I have a confession to make. I’ve started watching ABC TV Media Watch again, after swearing blind a year or so ago that I’d boycott it because of David Marr’s blatant, hypocritical bias.
He’s no less biased or hypocritical now, but Marr is an amusing, eccentric character in his own right. I get great amusement from watching him deal with a subject of which he deeply disapproves; invariably something to do with crass commercialism or behaviour by a right-wing media personality or politician. Marr purses his lips in prissy outrage, arching his eyebrow in coy disdain. You can see he’d much prefer to be wearing rubber gloves and a surgical mask while he prods his subject with a very long stick to avoid offending his delicate, refined sense of smell.
Monday night’s treatment of alleged misbehaviour by the Nine Network’s Today program was a vintage example of Marr in action. He had two allegations:
- Today consistently exceeds the ABA’s rules for maximum advertising content (16 minutes per hour) by (on average) a minute or two between 8 and 9am each morning;
- Sami Lukis’s roving weather reports each half hour are a species of disguised “advertorial” for the venues from which she presents them, and Nine is being naughty in not making “disclosure” of this fact.
The second point is easily dealt with, so I’ll dispose of it first.
Commercial TV is full of “lifestyle” and other programs that make a buck out of “advertorial” material. In fact some of them (e.g. Getaway) consist of little else. Marr seems to think viewers (except him) are complete fools who are incapable of appreciating this fact. But it’s self-evident. It may well be that the ABA Rules contain provisions about disclosure of advertorial sponsorship, and that Nine is technically breaching them. But (as Marr notes disapprovingly) the ABA system is one of co-regulation, and enforcement action will usually only be taken where a complaint is received. I have some concerns with the current co-regulation system (although a lot of them have been satisfied with David Flint’s departure), but complaint-based enforcement isn’t one of them. It’s entirely reasonable to assume that viewers who aren’t naive half-wits are quite capable of understanding that commercial plugs during programming are likely to have been a result of some form of sponsorship (even if it’s only free travel and accommodation for the presenter and crew), and that the lack of any complaints is because no-one except Marr and his ilk has a problem with it.

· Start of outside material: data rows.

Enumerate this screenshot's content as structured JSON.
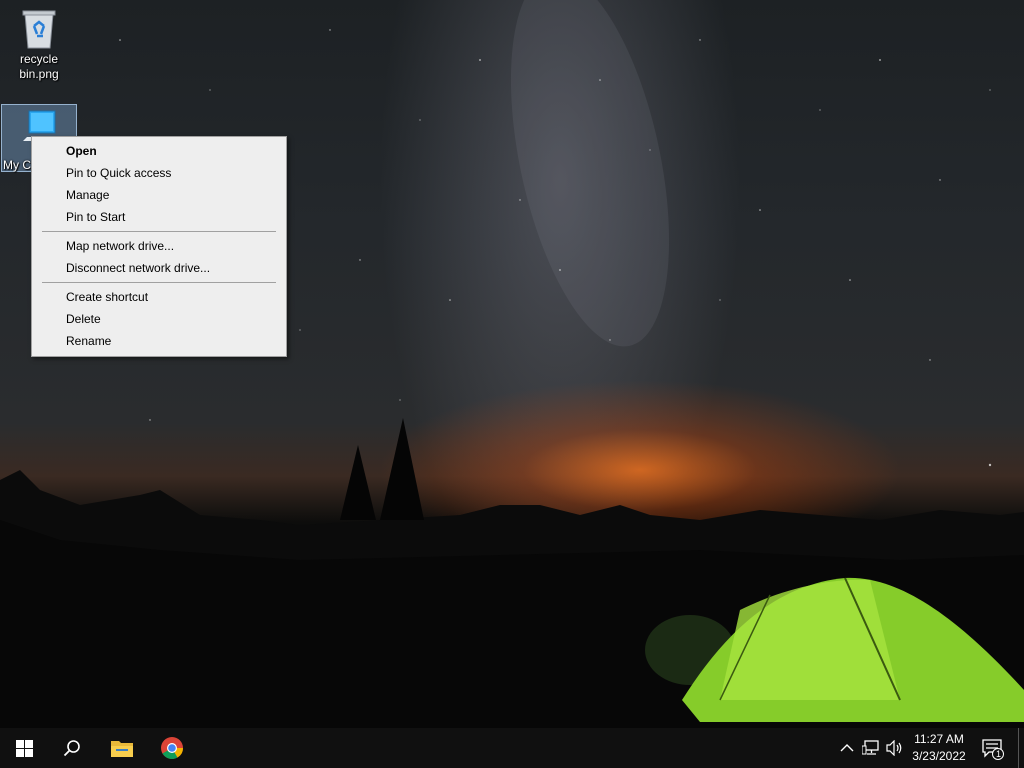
{
  "desktop": {
    "icons": [
      {
        "label": "recycle bin.png",
        "icon": "recycle-bin-icon"
      },
      {
        "label": "My Computer",
        "label_visible": "My C",
        "icon": "computer-icon"
      }
    ]
  },
  "context_menu": {
    "groups": [
      [
        "Open",
        "Pin to Quick access",
        "Manage",
        "Pin to Start"
      ],
      [
        "Map network drive...",
        "Disconnect network drive..."
      ],
      [
        "Create shortcut",
        "Delete",
        "Rename"
      ]
    ],
    "default_item": "Open"
  },
  "taskbar": {
    "pinned": [
      {
        "name": "start-button",
        "icon": "windows-logo-icon"
      },
      {
        "name": "search-button",
        "icon": "search-icon"
      },
      {
        "name": "file-explorer-button",
        "icon": "folder-icon"
      },
      {
        "name": "chrome-button",
        "icon": "chrome-icon"
      }
    ],
    "tray": {
      "icons": [
        "chevron-up-icon",
        "network-icon",
        "volume-icon"
      ],
      "time": "11:27 AM",
      "date": "3/23/2022",
      "notification_count": "1"
    }
  },
  "colors": {
    "taskbar": "#101010",
    "menu_background": "#eeeeee",
    "selection": "#7aa0c8",
    "tent": "#9be03a"
  }
}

The problem with Marr’s take on the first allegation/dot point (exceeding hourly “non-program material” limits) is that the ABA’s own rules (Clause 5.2 of the Commercial Television Code of Practice) allow for these sorts of non-scheduled, inadvertent breaches. The relevant part of Clause 5.2 reads:

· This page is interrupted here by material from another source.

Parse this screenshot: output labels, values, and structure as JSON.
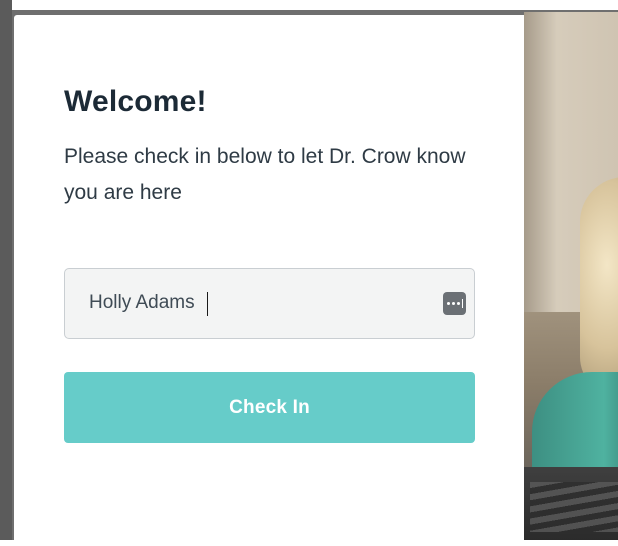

5.2.2 The amount of non-program matter set out in the Final Schedules for an hour must not exceed the hourly limit in Clause 5.7. The only exception permitted is where non-program matter originally intended to fall in one hour (Hour A) is scheduled in an adjoining hour (Hour B) because of the length of a program segment or segments. This exception is subject to the following conditions:
220.127.116.11 the station’s earlier schedule prepared prior to the determination of break start times shows that the non-program matter falling in Hour B was intended to fall in Hour A; and
18.104.22.168 no more than one break intended in the earlier schedule to fall in Hour A is scheduled in Hour B in the Final Schedules; and
22.214.171.124 the amount of non-program matter contained in that break in Hour B in the Final Schedules, when combined with the amount of nonprogram matter contained in Hour A in the Final Schedules, would not have exceeded the relevant limit for Hour A.
Now, whether Nine’s situation satisfies these conditions is something neither I nor Marr knows. But Nine certainly asserts that it satisfies the rules (as Marr sneeringly noted), and Media Watch didn’t present any cogent basis for disbelieving them. Marr tried to argue that the fact that Today exceeds the 16 minute limit so frequently between 8 and 9am somehow proves that this is a planned rather than unscheduled outcome. But why is that so?
In an incompletely-scripted program like Today that runs for several hours each day, and which includes frequent live crosses to locations all over Australia and the world, it will frequently be impossible to avoid having segments running longer than the scheduled time. The cumulative result will often be that the station will be forced to “catch up” and screen unmet but contracted advertising commitments during the show’s final hour (8-9am). I don’t see anything even slightly wrong with that, as long as the total number of minutes of advertising over the entire 3 hours of the program averages out to 16 minutes per hour. In fact I assume that this is precisely the sort of exigency at which Clause 5.2.2 is aimed.
Marr didn’t claim that Today failed to comply with the 16 minute per hour limit over its entire 3 hour duration, in fact he was conspicuously silent on that point, and you can guarantee he would have said something if they’d exceeded the limit in that global sense. David Marr is quite entertaining to watch, as long as you don’t take anything he says at face value.